SCOTT SIMON, HOST:
The failure of the congressional supercommittee to reach a deal on reducing federal government deficits is being called another example of dysfunction in Washington, D.C. New attention is now focused back on the plan put forth last year by President Obama's bipartisan Deficit Reduction Commission, a blueprint that a number of Democrats and Republicans endorsed. Yesterday, we spoke with Alan Simpson, the former Republican Senator from Wyoming who served as co-chairman of that committee, and asked him why this supercommittee ended in such a super failure.
ALAN SIMPSON: Well, what happened was it was almost loaded for failure. Don't forget, four of the people who were put on the 12 were on our commission and voted against it then. So, I mean, you've got to figure if four of them voted against it in the first go with the commission that Erskine Boles and I co-chaired that they probably weren't going to change their position on the 12. So, there you loaded the commission with a third of it destined for failure. But what happened, the same old story - taxes and entitlements.
SIMON: Well, senator, let me follow-up with you on the matter of taxes, 'cause, of course, you're a lifelong Republican.
SIMON: The Democrats reportedly offered their Republican colleagues on this commission a package nearly identical to the Boles-Simpson plan but it called for only half as much in new taxes. As you note, Republicans still said no. Now, nobody likes taxes, but try to help us understand why so many Republicans are so staunchly opposed.
SIMPSON: Well, you've got Grover Norquist, and he got 95 percent of the Republicans to sign a pledge that under no circumstances that they would ever raise taxes, quote, "without a corresponding cut." Now, he got most of them to sign up, you know, 10, 15 years ago. He is very, very powerful, but what can he do to you? The only thing he can do to you is defeat you for reelection. And if that means more to you than your country and your vote when your country is an extremity, you shouldn't even be in Congress.
SIMON: Well, let me ask you about the man who under the Constitution is supposed to be the most powerful person in America, the president of the United States, President Obama. Has he been enough of a leader on this issue?

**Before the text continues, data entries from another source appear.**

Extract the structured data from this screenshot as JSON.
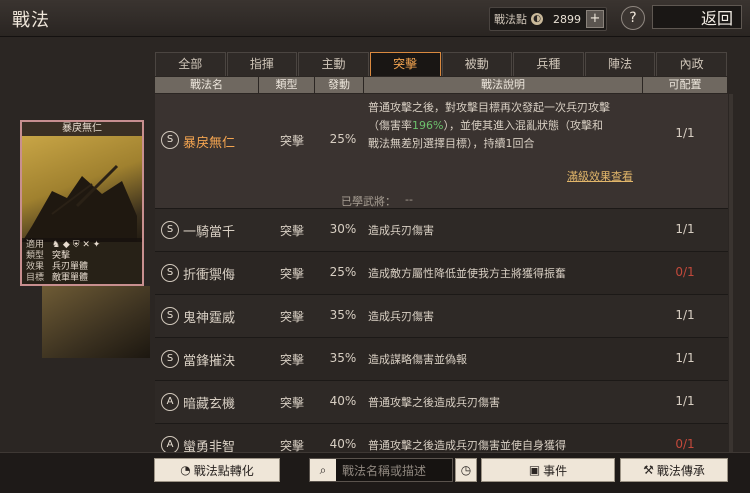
{
  "header": {
    "title": "戰法",
    "points_label": "戰法點",
    "points_value": "2899",
    "points_plus": "+",
    "help": "?",
    "back_label": "返回"
  },
  "tabs": [
    "全部",
    "指揮",
    "主動",
    "突擊",
    "被動",
    "兵種",
    "陣法",
    "內政"
  ],
  "active_tab": "突擊",
  "columns": [
    "戰法名",
    "類型",
    "發動",
    "戰法說明",
    "可配置"
  ],
  "expanded": {
    "badge": "S",
    "name": "暴戾無仁",
    "type": "突擊",
    "rate": "25%",
    "desc_1": "普通攻擊之後，對攻擊目標再次發起一次兵刃攻擊",
    "desc_2a": "（傷害率",
    "desc_2b": "196%",
    "desc_2c": "），並使其進入混亂狀態（攻擊和",
    "desc_3": "戰法無差別選擇目標），持續1回合",
    "config": "1/1",
    "full_effect_link": "滿級效果查看",
    "learned_label": "已學武將：",
    "learned_value": "--"
  },
  "rows": [
    {
      "badge": "S",
      "name": "一騎當千",
      "type": "突擊",
      "rate": "30%",
      "desc": "造成兵刃傷害",
      "config": "1/1",
      "red": false
    },
    {
      "badge": "S",
      "name": "折衝禦侮",
      "type": "突擊",
      "rate": "25%",
      "desc": "造成敵方屬性降低並使我方主將獲得振奮",
      "config": "0/1",
      "red": true
    },
    {
      "badge": "S",
      "name": "鬼神霆威",
      "type": "突擊",
      "rate": "35%",
      "desc": "造成兵刃傷害",
      "config": "1/1",
      "red": false
    },
    {
      "badge": "S",
      "name": "當鋒摧決",
      "type": "突擊",
      "rate": "35%",
      "desc": "造成謀略傷害並偽報",
      "config": "1/1",
      "red": false
    },
    {
      "badge": "A",
      "name": "暗藏玄機",
      "type": "突擊",
      "rate": "40%",
      "desc": "普通攻擊之後造成兵刃傷害",
      "config": "1/1",
      "red": false
    },
    {
      "badge": "A",
      "name": "蠻勇非智",
      "type": "突擊",
      "rate": "40%",
      "desc": "普通攻擊之後造成兵刃傷害並使自身獲得",
      "config": "0/1",
      "red": true
    }
  ],
  "detail_card": {
    "title": "暴戾無仁",
    "apply_label": "適用",
    "apply_icons": "♞ ◆ ⛨ ✕ ✦",
    "type_label": "類型",
    "type_value": "突擊",
    "effect_label": "效果",
    "effect_value": "兵刃單體",
    "target_label": "目標",
    "target_value": "敵軍單體"
  },
  "bottom": {
    "convert_label": "戰法點轉化",
    "search_placeholder": "戰法名稱或描述",
    "event_label": "事件",
    "inherit_label": "戰法傳承"
  },
  "colors": {
    "accent": "#f3a450",
    "green": "#6cc16c",
    "red": "#c2493b"
  }
}
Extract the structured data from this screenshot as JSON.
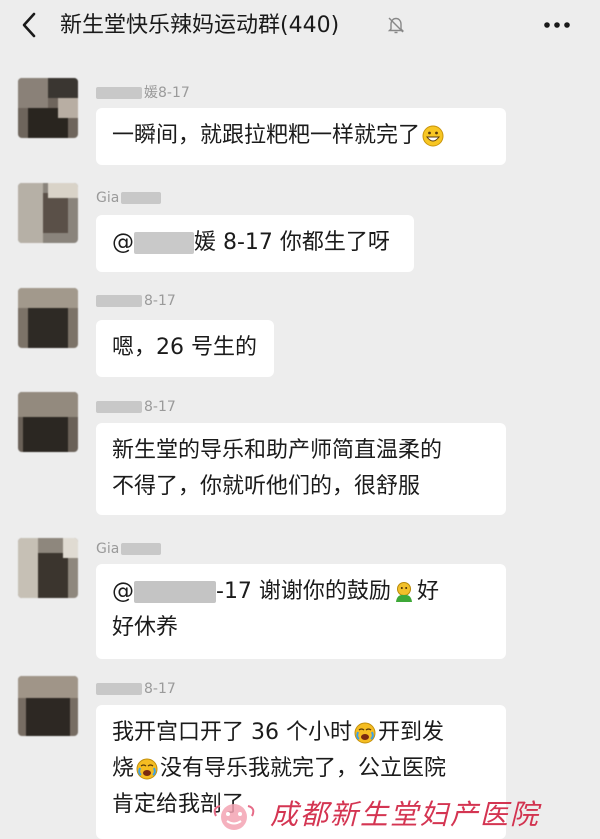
{
  "header": {
    "title": "新生堂快乐辣妈运动群(440)",
    "back_icon": "chevron-left-icon",
    "mute_icon": "bell-off-icon",
    "more_icon": "more-dots-icon"
  },
  "messages": [
    {
      "sender": "媛8-17",
      "text": "一瞬间，就跟拉粑粑一样就完了",
      "emoji": "grinning-face"
    },
    {
      "sender": "Gia",
      "text_before": "@",
      "text_after": "媛 8-17  你都生了呀"
    },
    {
      "sender": "8-17",
      "text": "嗯，26 号生的"
    },
    {
      "sender": "8-17",
      "line1": "新生堂的导乐和助产师简直温柔的",
      "line2": "不得了，你就听他们的，很舒服"
    },
    {
      "sender": "Gia",
      "l1_a": "@",
      "l1_b": "-17  谢谢你的鼓励",
      "l1_c": "好",
      "line2": "好休养",
      "emoji": "green-figure"
    },
    {
      "sender": "8-17",
      "l1_a": "我开宫口开了 36 个小时",
      "l1_b": "开到发",
      "l2_a": "烧",
      "l2_b": "没有导乐我就完了，公立医院",
      "line3": "肯定给我剖了",
      "emoji": "crying-face"
    }
  ],
  "watermark": {
    "text": "成都新生堂妇产医院",
    "logo": "hospital-logo"
  },
  "colors": {
    "background": "#ededed",
    "bubble": "#ffffff",
    "watermark": "#d02040"
  }
}
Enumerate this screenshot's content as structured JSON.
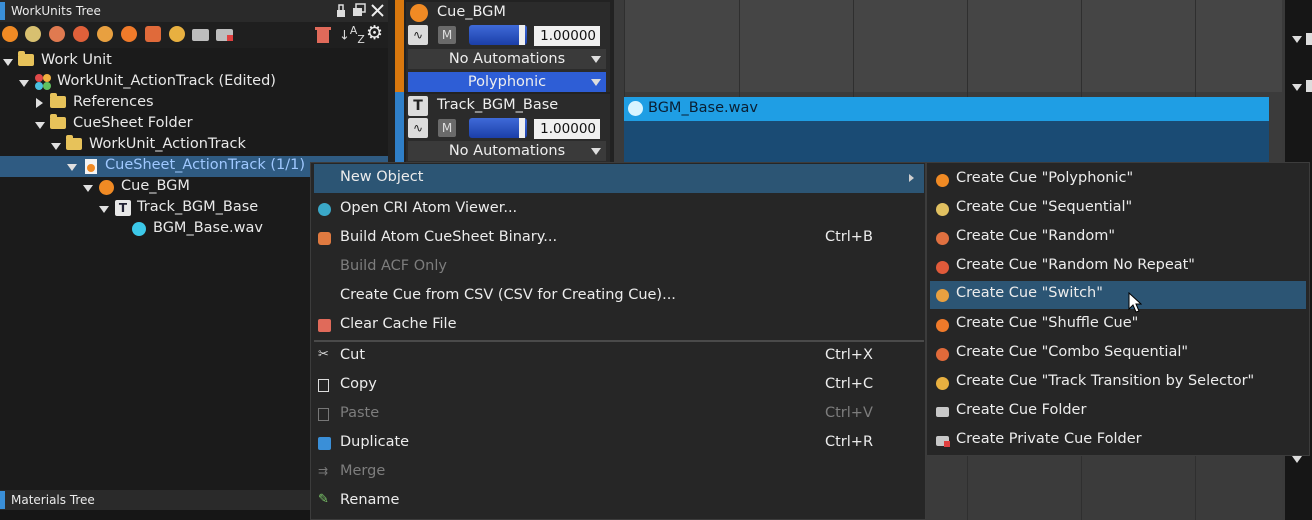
{
  "tree_panel": {
    "title": "WorkUnits Tree",
    "items": [
      {
        "label": "Work Unit"
      },
      {
        "label": "WorkUnit_ActionTrack (Edited)"
      },
      {
        "label": "References"
      },
      {
        "label": "CueSheet Folder"
      },
      {
        "label": "WorkUnit_ActionTrack"
      },
      {
        "label": "CueSheet_ActionTrack (1/1)"
      },
      {
        "label": "Cue_BGM"
      },
      {
        "label": "Track_BGM_Base"
      },
      {
        "label": "BGM_Base.wav"
      }
    ]
  },
  "materials_panel": {
    "title": "Materials Tree"
  },
  "tracks": {
    "cue": {
      "name": "Cue_BGM",
      "mute": "M",
      "volume": "1.00000",
      "automation": "No Automations",
      "type": "Polyphonic"
    },
    "track": {
      "name": "Track_BGM_Base",
      "icon_letter": "T",
      "mute": "M",
      "volume": "1.00000",
      "automation": "No Automations"
    }
  },
  "timeline": {
    "clip_label": "BGM_Base.wav"
  },
  "context_menu": {
    "items": [
      {
        "label": "New Object"
      },
      {
        "label": "Open CRI Atom Viewer..."
      },
      {
        "label": "Build Atom CueSheet Binary...",
        "shortcut": "Ctrl+B"
      },
      {
        "label": "Build ACF Only"
      },
      {
        "label": "Create Cue from CSV (CSV for Creating Cue)..."
      },
      {
        "label": "Clear Cache File"
      },
      {
        "label": "Cut",
        "shortcut": "Ctrl+X"
      },
      {
        "label": "Copy",
        "shortcut": "Ctrl+C"
      },
      {
        "label": "Paste",
        "shortcut": "Ctrl+V"
      },
      {
        "label": "Duplicate",
        "shortcut": "Ctrl+R"
      },
      {
        "label": "Merge"
      },
      {
        "label": "Rename"
      }
    ]
  },
  "submenu": {
    "items": [
      {
        "label": "Create Cue \"Polyphonic\"",
        "color": "#f08a24"
      },
      {
        "label": "Create Cue \"Sequential\"",
        "color": "#e0c060"
      },
      {
        "label": "Create Cue \"Random\"",
        "color": "#e07040"
      },
      {
        "label": "Create Cue \"Random No Repeat\"",
        "color": "#e05a3a"
      },
      {
        "label": "Create Cue \"Switch\"",
        "color": "#e8a040"
      },
      {
        "label": "Create Cue \"Shuffle Cue\"",
        "color": "#f07a2a"
      },
      {
        "label": "Create Cue \"Combo Sequential\"",
        "color": "#e06a3a"
      },
      {
        "label": "Create Cue \"Track Transition by Selector\"",
        "color": "#e8b040"
      },
      {
        "label": "Create Cue Folder",
        "color": "#c8c8c8"
      },
      {
        "label": "Create Private Cue Folder",
        "color": "#c8c8c8"
      }
    ]
  }
}
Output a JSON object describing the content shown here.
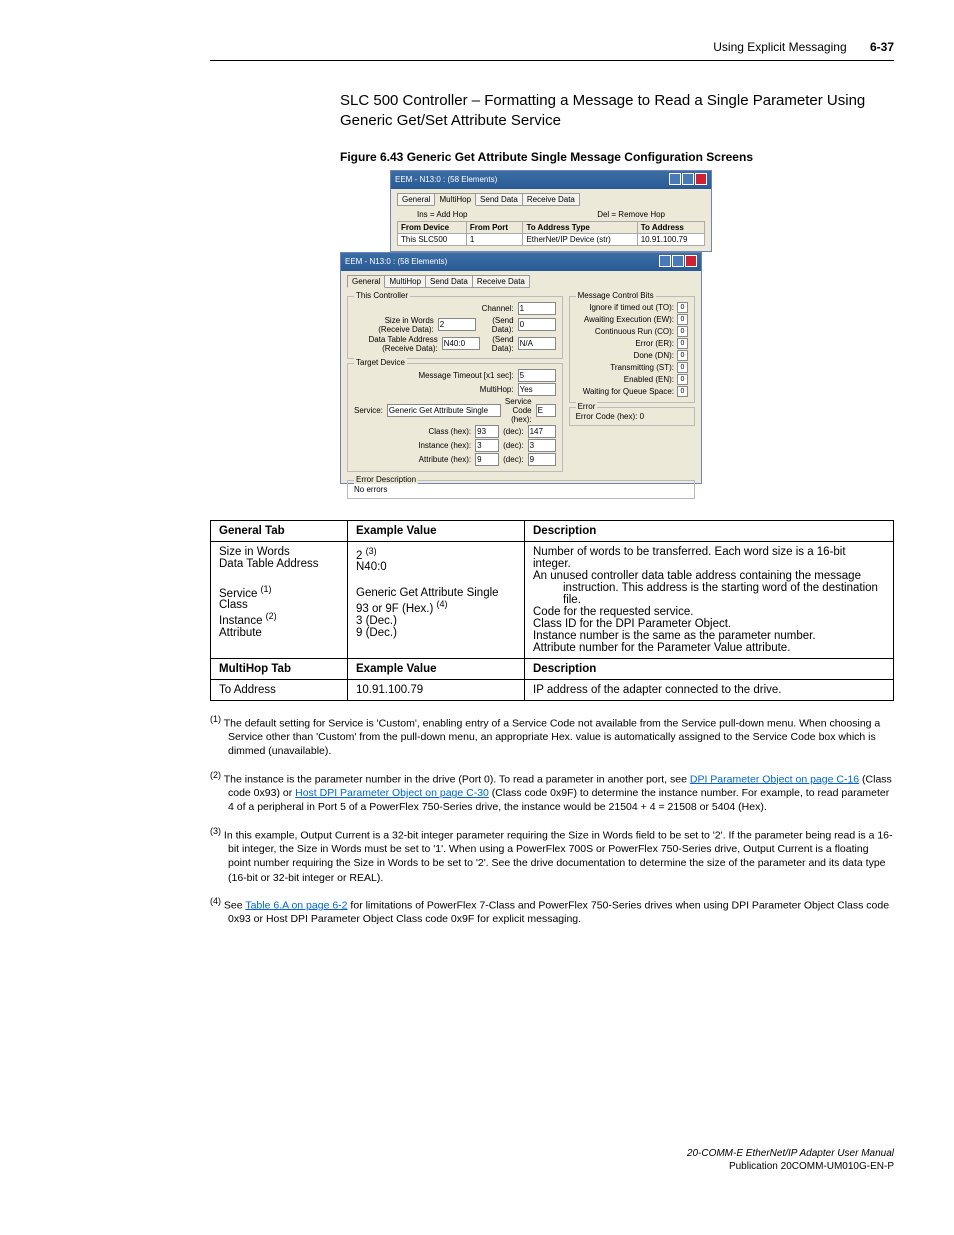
{
  "header": {
    "title": "Using Explicit Messaging",
    "pageno": "6-37"
  },
  "section_title": "SLC 500 Controller – Formatting a Message to Read a Single Parameter Using Generic Get/Set Attribute Service",
  "figure_caption": "Figure 6.43   Generic Get Attribute Single Message Configuration Screens",
  "win_top": {
    "title": "EEM - N13:0 : (58 Elements)",
    "tabs": [
      "General",
      "MultiHop",
      "Send Data",
      "Receive Data"
    ],
    "active_tab": 1,
    "hint_ins": "Ins = Add Hop",
    "hint_del": "Del = Remove Hop",
    "cols": [
      "From Device",
      "From Port",
      "To Address Type",
      "To Address"
    ],
    "row": [
      "This SLC500",
      "1",
      "EtherNet/IP Device (str)",
      "10.91.100.79"
    ]
  },
  "win_main": {
    "title": "EEM - N13:0 : (58 Elements)",
    "tabs": [
      "General",
      "MultiHop",
      "Send Data",
      "Receive Data"
    ],
    "active_tab": 0,
    "this_controller": {
      "legend": "This Controller",
      "channel_lbl": "Channel:",
      "channel": "1",
      "size_lbl": "Size in Words (Receive Data):",
      "size": "2",
      "senddata_lbl": "(Send Data):",
      "senddata": "0",
      "dta_lbl": "Data Table Address (Receive Data):",
      "dta": "N40:0",
      "senddata2_lbl": "(Send Data):",
      "senddata2": "N/A"
    },
    "target_device": {
      "legend": "Target Device",
      "timeout_lbl": "Message Timeout [x1 sec]:",
      "timeout": "5",
      "multihop_lbl": "MultiHop:",
      "multihop": "Yes",
      "service_lbl": "Service:",
      "service": "Generic Get Attribute Single",
      "svccode_lbl": "Service Code (hex):",
      "svccode": "E",
      "class_lbl": "Class (hex):",
      "class_hex": "93",
      "class_dec_lbl": "(dec):",
      "class_dec": "147",
      "inst_lbl": "Instance (hex):",
      "inst_hex": "3",
      "inst_dec_lbl": "(dec):",
      "inst_dec": "3",
      "attr_lbl": "Attribute (hex):",
      "attr_hex": "9",
      "attr_dec_lbl": "(dec):",
      "attr_dec": "9"
    },
    "mcb": {
      "legend": "Message Control Bits",
      "bits": [
        {
          "lbl": "Ignore if timed out (TO):",
          "v": "0"
        },
        {
          "lbl": "Awaiting Execution (EW):",
          "v": "0"
        },
        {
          "lbl": "Continuous Run (CO):",
          "v": "0"
        },
        {
          "lbl": "Error (ER):",
          "v": "0"
        },
        {
          "lbl": "Done (DN):",
          "v": "0"
        },
        {
          "lbl": "Transmitting (ST):",
          "v": "0"
        },
        {
          "lbl": "Enabled (EN):",
          "v": "0"
        },
        {
          "lbl": "Waiting for Queue Space:",
          "v": "0"
        }
      ]
    },
    "error_grp": {
      "legend": "Error",
      "code_lbl": "Error Code (hex): 0"
    },
    "errdesc_grp": {
      "legend": "Error Description",
      "text": "No errors"
    }
  },
  "table": {
    "headers1": [
      "General Tab",
      "Example Value",
      "Description"
    ],
    "rows1": [
      {
        "c1": "Size in Words",
        "c2": "2 ",
        "c2_sup": "(3)",
        "c3": "Number of words to be transferred. Each word size is a 16-bit integer."
      },
      {
        "c1": "Data Table Address",
        "c2": "N40:0",
        "c3": "An unused controller data table address containing the message instruction. This address is the starting word of the destination file.",
        "indent": true
      },
      {
        "c1": "Service ",
        "c1_sup": "(1)",
        "c2": "Generic Get Attribute Single",
        "c3": "Code for the requested service."
      },
      {
        "c1": "Class",
        "c2": "93 or 9F (Hex.) ",
        "c2_sup": "(4)",
        "c3": "Class ID for the DPI Parameter Object."
      },
      {
        "c1": "Instance ",
        "c1_sup": "(2)",
        "c2": "3 (Dec.)",
        "c3": "Instance number is the same as the parameter number."
      },
      {
        "c1": "Attribute",
        "c2": "9 (Dec.)",
        "c3": "Attribute number for the Parameter Value attribute."
      }
    ],
    "headers2": [
      "MultiHop Tab",
      "Example Value",
      "Description"
    ],
    "rows2": [
      {
        "c1": "To Address",
        "c2": "10.91.100.79",
        "c3": "IP address of the adapter connected to the drive."
      }
    ]
  },
  "footnotes": {
    "f1": "The default setting for Service is 'Custom', enabling entry of a Service Code not available from the Service pull-down menu. When choosing a Service other than 'Custom' from the pull-down menu, an appropriate Hex. value is automatically assigned to the Service Code box which is dimmed (unavailable).",
    "f2_a": "The instance is the parameter number in the drive (Port 0). To read a parameter in another port, see ",
    "f2_link1": "DPI Parameter Object on page C-16",
    "f2_b": " (Class code 0x93) or ",
    "f2_link2": "Host DPI Parameter Object on page C-30",
    "f2_c": " (Class code 0x9F) to determine the instance number. For example, to read parameter 4 of a peripheral in Port 5 of a PowerFlex 750-Series drive, the instance would be 21504 + 4 = 21508 or 5404 (Hex).",
    "f3": "In this example, Output Current is a 32-bit integer parameter requiring the Size in Words field to be set to '2'. If the parameter being read is a 16-bit integer, the Size in Words must be set to '1'. When using a PowerFlex 700S or PowerFlex 750-Series drive, Output Current is a floating point number requiring the Size in Words to be set to '2'. See the drive documentation to determine the size of the parameter and its data type (16-bit or 32-bit integer or REAL).",
    "f4_a": "See ",
    "f4_link": "Table 6.A on page 6-2",
    "f4_b": " for limitations of PowerFlex 7-Class and PowerFlex 750-Series drives when using DPI Parameter Object Class code 0x93 or Host DPI Parameter Object Class code 0x9F for explicit messaging."
  },
  "footer": {
    "l1": "20-COMM-E EtherNet/IP Adapter User Manual",
    "l2": "Publication 20COMM-UM010G-EN-P"
  }
}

SIMPSON: No. And it's disappointing. Let me tell you, I worked with Clinton. I enjoyed Clinton a lot. Had fun with him; he never broke his word. George the first, dear friend; Reagan, Carter, I respected those people and I obviously have a feeling of this is my president and I accepted the role here of co-chair. But he's just sat it out. He left the country when Erskine and I turned in this report. But he did so because if he knew that if he put it out there he would be torn to shreds, which he would have been, by his base. So, he waited. And Paul Ryan, he said, look, if the mastodon in the kitchen is Medicare, then I'm going to deal with Medicare. And it is on automatic pilot. It doesn't matter whether you call it Obamacare, Elvis Presley care, I don't care care - it can't work, can't possibly work unless be absolutely honest about that. And so Ryan puts that in and got torn to shreds largely by the White House. So, it's interesting work and it's called politics and it's in full force. But I've never seen it more vicious, I've never seen it more hostile. The word compromise apparently means you're a total wimp if you're a compromiser. The other thing is, for heaven sakes, there are 82 new people who didn't come to govern. They don't care about governing. They care about destroying government.
SIMON: Senator Simpson, is another downgrading of the U.S. credit rating at hand?
SIMPSON: Well, Dick Durbin, give him a lot of credit - he voted for our package. Dick kept asking, where is the tipping point? Now, the tipping point - no need to bring a chart or a PowerPoint with you, you don't know when it comes. And when it comes, it will be swift and it will be the money guys calling the shots. If they say we're going to downgrade you, there's no question but inflation will go up and interest rates will go up and guess who gets hurt the worst? The little guy.
SIMON: You sound frustrated, as frustrated as I've ever heard anybody in a position of influence.
SIMPSON: I'm an American citizen first. I always felt that the party was second to anything I ever did. And so it is frustrating. But I'm more saddened than anything else to see people who worship their party above their role as a U.S. citizen, not a member of the NRA or the AFL-CIO or the AARP or the Teachers - whatever. What the hell is this? And that's where the bearings have come off the wheel and the wheel has come off the car.
SIMON: Former Republican Senator Alan Simpson speaking with us from Cody, Wyoming. Thanks very much.
SIMPSON: It was a pleasure. Thank you. Transcript provided by NPR, Copyright National Public Radio.